pone.0151363.g003: Western blot of purified VHHs against BthTX-I.15% SDS-PAGE was carried out to resolve BthTX-I and BthTX-II under reducing conditions. After electrophoresis, BthTX-I and BthTX-II were electrotransferred to a nitrocellulose membrane and probed with selected VHHs (KF498607, KF498608, KC329715, and KC329718). Samples were incubated with mouse anti-His antibody followed by HRP-conjugated anti-mouse IgG produced in goat. Reactive signals were detected by DAB staining in the presence of hydrogen peroxide. Lama glama pre-immune serum was used as negative control (-), and Lama glama immune serum, as positive control (+).
Mentions: Clones KF498607, KF498608, and KC329718 were able to bind to BthTX-I and BthTX-II, used for VHH library construction. On the other hand, KC329715 showed no or weak interaction with the toxins. Pre-immune serum was not capable of recognizing the toxins in WB (Fig 3).

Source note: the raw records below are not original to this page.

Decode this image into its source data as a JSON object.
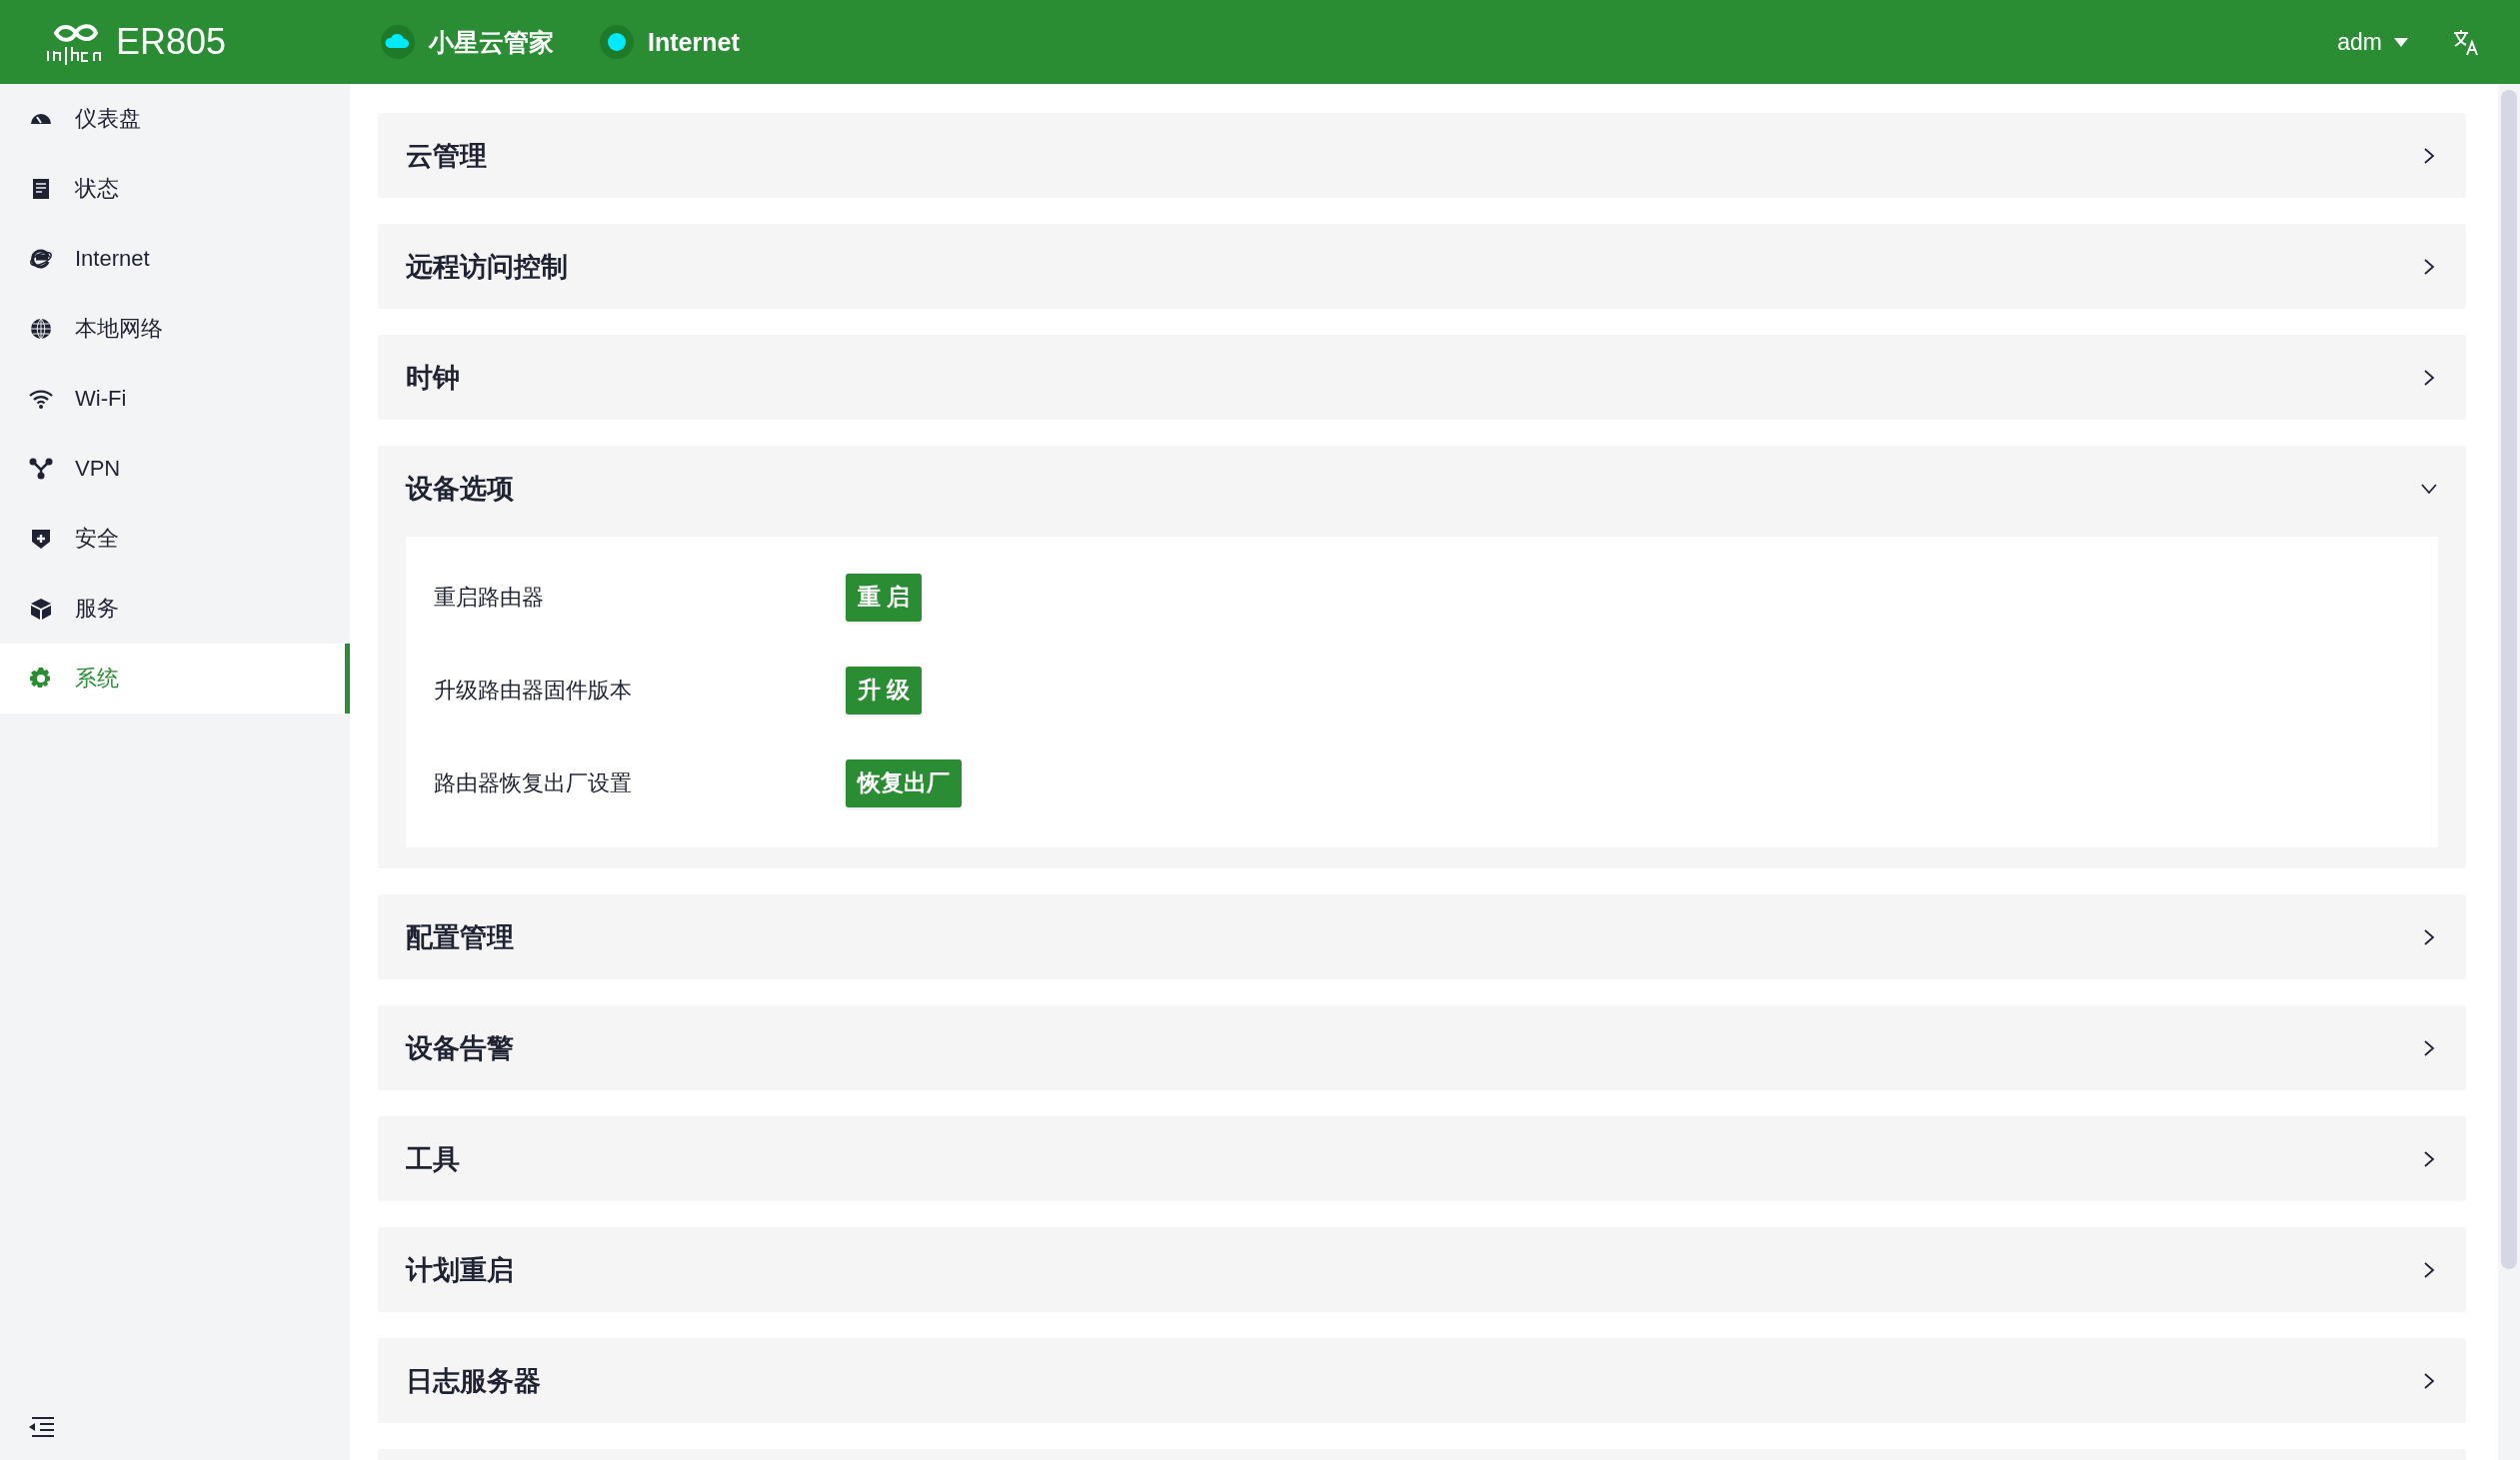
{
  "header": {
    "product": "ER805",
    "status": [
      {
        "kind": "cloud",
        "label": "小星云管家"
      },
      {
        "kind": "dot",
        "label": "Internet"
      }
    ],
    "user": "adm"
  },
  "sidebar": {
    "items": [
      {
        "label": "仪表盘",
        "selected": false
      },
      {
        "label": "状态",
        "selected": false
      },
      {
        "label": "Internet",
        "selected": false
      },
      {
        "label": "本地网络",
        "selected": false
      },
      {
        "label": "Wi-Fi",
        "selected": false
      },
      {
        "label": "VPN",
        "selected": false
      },
      {
        "label": "安全",
        "selected": false
      },
      {
        "label": "服务",
        "selected": false
      },
      {
        "label": "系统",
        "selected": true
      }
    ]
  },
  "panels": [
    {
      "title": "云管理",
      "expanded": false
    },
    {
      "title": "远程访问控制",
      "expanded": false
    },
    {
      "title": "时钟",
      "expanded": false
    },
    {
      "title": "设备选项",
      "expanded": true,
      "rows": [
        {
          "label": "重启路由器",
          "button": "重 启"
        },
        {
          "label": "升级路由器固件版本",
          "button": "升 级"
        },
        {
          "label": "路由器恢复出厂设置",
          "button": "恢复出厂"
        }
      ]
    },
    {
      "title": "配置管理",
      "expanded": false
    },
    {
      "title": "设备告警",
      "expanded": false
    },
    {
      "title": "工具",
      "expanded": false
    },
    {
      "title": "计划重启",
      "expanded": false
    },
    {
      "title": "日志服务器",
      "expanded": false
    }
  ]
}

Bottom Line: Furthermore, two clones (KC329718 and KF498607) neutralized the myotoxic effects induced by B. jararacussu venom, BthTX-I, BthTX-II, and by a myotoxin from Bothrops brazili venom (MTX-I) in mice.Molecular docking revealed that VHH CDRs are expected to bind the C-terminal of both toxins, essential for myotoxic activity, and to epitopes in the BthTX-II enzymatic cleft.Identified VHHs could be a biotechnological tool to improve the treatment for snake envenomation, an important and neglected world public health problem.

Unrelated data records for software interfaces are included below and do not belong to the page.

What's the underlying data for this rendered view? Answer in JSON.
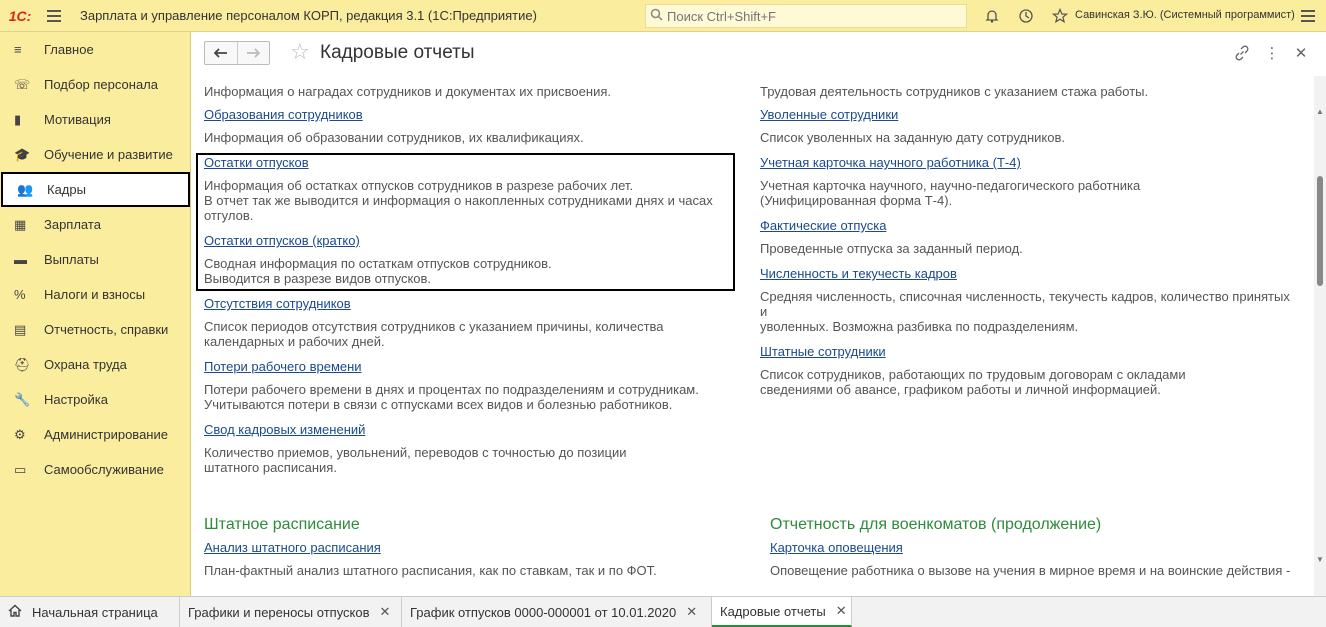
{
  "app": {
    "logo_text": "1С:",
    "title": "Зарплата и управление персоналом КОРП, редакция 3.1  (1С:Предприятие)",
    "search_placeholder": "Поиск Ctrl+Shift+F",
    "user": "Савинская З.Ю. (Системный программист)"
  },
  "sidebar": {
    "items": [
      {
        "label": "Главное",
        "icon": "≡"
      },
      {
        "label": "Подбор персонала",
        "icon": "☏"
      },
      {
        "label": "Мотивация",
        "icon": "▮"
      },
      {
        "label": "Обучение и развитие",
        "icon": "🎓"
      },
      {
        "label": "Кадры",
        "icon": "👥"
      },
      {
        "label": "Зарплата",
        "icon": "▦"
      },
      {
        "label": "Выплаты",
        "icon": "▬"
      },
      {
        "label": "Налоги и взносы",
        "icon": "%"
      },
      {
        "label": "Отчетность, справки",
        "icon": "▤"
      },
      {
        "label": "Охрана труда",
        "icon": "⛑"
      },
      {
        "label": "Настройка",
        "icon": "🔧"
      },
      {
        "label": "Администрирование",
        "icon": "⚙"
      },
      {
        "label": "Самообслуживание",
        "icon": "▭"
      }
    ],
    "active_label": "Кадры"
  },
  "header": {
    "back": "🡐",
    "forward": "🡒",
    "star": "☆",
    "title": "Кадровые отчеты",
    "link_icon": "🔗",
    "more_icon": "⋮",
    "close_icon": "✕"
  },
  "left_column": {
    "top_desc": "Информация о наградах сотрудников и документах их присвоения.",
    "entries": [
      {
        "link": "Образования сотрудников",
        "desc": [
          "Информация об образовании сотрудников, их квалификациях."
        ]
      },
      {
        "link": "Остатки отпусков",
        "desc": [
          "Информация об остатках отпусков сотрудников в разрезе рабочих лет.",
          "В отчет так же выводится и информация о накопленных сотрудниками днях и часах",
          "отгулов."
        ]
      },
      {
        "link": "Остатки отпусков (кратко)",
        "desc": [
          "Сводная информация по остаткам отпусков сотрудников.",
          "Выводится в разрезе видов отпусков."
        ]
      },
      {
        "link": "Отсутствия сотрудников",
        "desc": [
          "Список периодов отсутствия сотрудников с указанием причины, количества",
          "календарных и рабочих дней."
        ]
      },
      {
        "link": "Потери рабочего времени",
        "desc": [
          "Потери рабочего времени в днях и процентах по подразделениям и сотрудникам.",
          "Учитываются потери в связи с отпусками всех видов и болезнью работников."
        ]
      },
      {
        "link": "Свод кадровых изменений",
        "desc": [
          "Количество приемов, увольнений, переводов с точностью до позиции",
          "штатного расписания."
        ]
      }
    ],
    "group_title": "Штатное расписание",
    "group_entry": {
      "link": "Анализ штатного расписания",
      "desc": "План-фактный анализ штатного расписания, как по ставкам, так и по ФОТ."
    }
  },
  "right_column": {
    "top_desc": "Трудовая деятельность сотрудников с указанием стажа работы.",
    "entries": [
      {
        "link": "Уволенные сотрудники",
        "desc": [
          "Список уволенных на заданную дату сотрудников."
        ]
      },
      {
        "link": "Учетная карточка научного работника (Т-4)",
        "desc": [
          "Учетная карточка научного, научно-педагогического работника",
          "(Унифицированная форма Т-4)."
        ]
      },
      {
        "link": "Фактические отпуска",
        "desc": [
          "Проведенные отпуска за заданный период."
        ]
      },
      {
        "link": "Численность и текучесть кадров",
        "desc": [
          "Средняя численность, списочная численность, текучесть кадров, количество принятых",
          "и",
          "уволенных. Возможна разбивка по подразделениям."
        ]
      },
      {
        "link": "Штатные сотрудники",
        "desc": [
          "Список сотрудников, работающих по трудовым договорам с окладами",
          "сведениями об авансе, графиком работы и личной информацией."
        ]
      }
    ],
    "group_title": "Отчетность для военкоматов (продолжение)",
    "group_entry": {
      "link": "Карточка оповещения",
      "desc": "Оповещение работника о вызове на учения в мирное время и на воинские действия -"
    }
  },
  "tabs": [
    {
      "label": "Начальная страница",
      "closable": false,
      "home": true
    },
    {
      "label": "Графики и переносы отпусков",
      "closable": true
    },
    {
      "label": "График отпусков 0000-000001 от 10.01.2020",
      "closable": true
    },
    {
      "label": "Кадровые отчеты",
      "closable": true,
      "active": true
    }
  ],
  "colors": {
    "accent_yellow": "#fbed9e",
    "link": "#1a4a8c",
    "group_green": "#2e8b3a",
    "logo_red": "#d9261c"
  }
}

View Article: PubMed Central - PubMed

Affiliation: Fundação Oswaldo Cruz, Fiocruz Rondônia, Porto Velho-RO, Brazil.

ABSTRACT
Antivenoms, produced using animal hyperimmune plasma, remains the standard therapy for snakebites. Although effective against systemic damages, conventional antivenoms have limited efficacy against local tissue damage. Additionally, the hypersensitivity reactions, often elicited by antivenoms, the high costs for animal maintenance, the difficulty of producing homogeneous lots, and the instability of biological products instigate the search for innovative products for antivenom therapy. In this study, camelid antibody fragments (VHH) with specificity to Bothropstoxin I and II (BthTX-I and BthTX-II), two myotoxic phospholipases from Bothrops jararacussu venom, were selected from an immune VHH phage display library. After biopanning, 28 and 6 clones recognized BthTX-I and BthTX-II by ELISA, respectively. Complementarity determining regions (CDRs) and immunoglobulin frameworks (FRs) of 13 VHH-deduced amino acid sequences were identified, as well as the camelid hallmark amino acid substitutions in FR2. Three VHH clones (KF498607, KF498608, and KC329718) were capable of recognizing BthTX-I by Western blot and showed affinity constants in the nanomolar range against both toxins. VHHs inhibited the BthTX-II phospholipase A2 activity, and when tested for cross-reactivity, presented specificity to the Bothrops genus in ELISA. Furthermore, two clones (KC329718 and KF498607) neutralized the myotoxic effects induced by B. jararacussu venom, BthTX-I, BthTX-II, and by a myotoxin from Bothrops brazili venom (MTX-I) in mice. Molecular docking revealed that VHH CDRs are expected to bind the C-terminal of both toxins, essential for myotoxic activity, and to epitopes in the BthTX-II enzymatic cleft. Identified VHHs could be a biotechnological tool to improve the treatment for snake envenomation, an important and neglected world public health problem.

Show MeSH
Related in: MedlinePlus